“Over the last 15 years, current and ongoing work has implicated infection in the etiology and pathogenesis of late-onset dementia. Infectious agents reported to be associated with disease initiation are various, including several viruses and pathogenic bacterial species. We have reported extensively regarding an association between late-onset disease and infection with the intracellular bacterial pathogen Chlamydia pneumoniae. In this article, we review previously published data and recent results that support involvement of this unusual respiratory pathogen in disease induction and development. “
Chlamydia Pneuominae as an Etiologic Agent for Late-Onset Alzheimer’s Disease
IOS Press, 2017.
This review focuses specifically on infection with Chlamydophila (Chlamydia) pneumoniae in LOAD and how this infection may function as a “trigger or initiator” in the pathogenesis of this disease.
Chlamydophila pneumoniae and the etiology of late-onset Alzheimer’s disease.
Journal of Alzheimers Disease, 2008.
Abstract- “Sporadic, late-onset Alzheimer’s disease (LOAD) is a non-familial, progressive neurodegenerative disease that is now the most common and severe form of dementia in the elderly. That dementia is a direct result of neuronal damage and loss associated with accumulations of abnormal protein deposits in the brain. Great strides have been made in the past 20 years with regard to understanding the pathological entities that arise in the AD brain, both for familial AD (∼5% of all cases) and LOAD (∼95% of all cases). The neuropathology observed includes: neuritic senile plaques (NSPs), neurofibrillary tangles (NFTs), neuropil threads (NPs), and often deposits of cerebrovascular amyloid. Genetic, biochemical, and immunological analyses have provided a relatively detailed knowledge of these entities, but our understanding of the “trigger” events leading to the many cascades resulting in this pathology and neurodegeneration is still quite limited.
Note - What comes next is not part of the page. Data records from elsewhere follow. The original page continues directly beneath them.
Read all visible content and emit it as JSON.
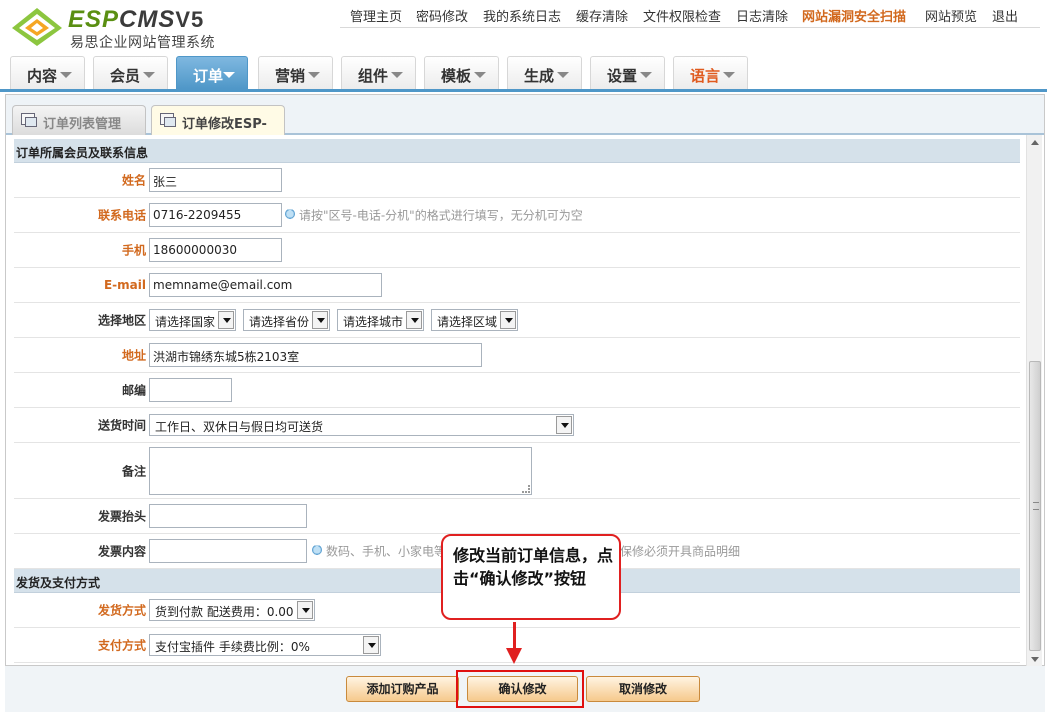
{
  "logo": {
    "brand_esp": "ESP",
    "brand_cms": "CMS",
    "brand_version": "V5",
    "subtitle": "易思企业网站管理系统"
  },
  "topnav": [
    {
      "label": "管理主页",
      "alert": false
    },
    {
      "label": "密码修改",
      "alert": false
    },
    {
      "label": "我的系统日志",
      "alert": false
    },
    {
      "label": "缓存清除",
      "alert": false
    },
    {
      "label": "文件权限检查",
      "alert": false
    },
    {
      "label": "日志清除",
      "alert": false
    },
    {
      "label": "网站漏洞安全扫描",
      "alert": true
    },
    {
      "label": "网站预览",
      "alert": false
    },
    {
      "label": "退出",
      "alert": false
    }
  ],
  "mainmenu": [
    {
      "label": "内容",
      "active": false
    },
    {
      "label": "会员",
      "active": false
    },
    {
      "label": "订单",
      "active": true
    },
    {
      "label": "营销",
      "active": false
    },
    {
      "label": "组件",
      "active": false
    },
    {
      "label": "模板",
      "active": false
    },
    {
      "label": "生成",
      "active": false
    },
    {
      "label": "设置",
      "active": false
    },
    {
      "label": "语言",
      "active": false
    }
  ],
  "tabs": [
    {
      "label": "订单列表管理",
      "active": false
    },
    {
      "label": "订单修改ESP-",
      "active": true
    }
  ],
  "form": {
    "section_member": "订单所属会员及联系信息",
    "name": {
      "label": "姓名",
      "value": "张三"
    },
    "phone": {
      "label": "联系电话",
      "value": "0716-2209455",
      "hint": "请按\"区号-电话-分机\"的格式进行填写，无分机可为空"
    },
    "mobile": {
      "label": "手机",
      "value": "18600000030"
    },
    "email": {
      "label": "E-mail",
      "value": "memname@email.com"
    },
    "region": {
      "label": "选择地区",
      "country": "请选择国家",
      "province": "请选择省份",
      "city": "请选择城市",
      "district": "请选择区域"
    },
    "address": {
      "label": "地址",
      "value": "洪湖市锦绣东城5栋2103室"
    },
    "zipcode": {
      "label": "邮编",
      "value": ""
    },
    "delivery_time": {
      "label": "送货时间",
      "value": "工作日、双休日与假日均可送货"
    },
    "remark": {
      "label": "备注",
      "value": ""
    },
    "invoice_title": {
      "label": "发票抬头",
      "value": ""
    },
    "invoice_content": {
      "label": "发票内容",
      "value": "",
      "hint_a": "数码、手机、小家电等",
      "hint_b": "保修必须开具商品明细"
    },
    "section_shipping": "发货及支付方式",
    "shipping": {
      "label": "发货方式",
      "value": "货到付款 配送费用：0.00"
    },
    "payment": {
      "label": "支付方式",
      "value": "支付宝插件 手续费比例：0%"
    }
  },
  "buttons": {
    "add_product": "添加订购产品",
    "confirm": "确认修改",
    "cancel": "取消修改"
  },
  "callout": {
    "text": "修改当前订单信息，点击“确认修改”按钮"
  }
}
For this reason, the etiology of AD, in particular LOAD, has remained elusive. However, a number of recent and ongoing studies have implicated infection in the etiology and pathogenesis of LOAD. This review focuses specifically on infection with Chlamydophila (Chlamydia) pneumoniae in LOAD and how this infection may function as a “trigger or initiator” in the pathogenesis of this disease.”
What is the relationship between Chlamydia pneumoniae and Late-onset Alzheimer’s Disease?
Laboratory Medicine, 2001.
Abstract- “Beginning with the demonstration of Helicobacter pylori as an etiologic agent for ulcers, the notion that microbial pathogens can play an initiating and/or exacerbatory role in chronic disease has gained increasing credence. Indeed, studies have suggested associations between Chlamydia trachomatis and cervical cancer, Nocardia asteroides and Parkinson’s disease, and Chlamydia pneumoniae and atherosclerosis, among many others. While most such associations are controversial, these lines of research remain under active investigation. In this article, evidence for and against the association between late-onset Alzheimer’s disease (AD) and persistent infection with C. pneumoniae will be reviewed.”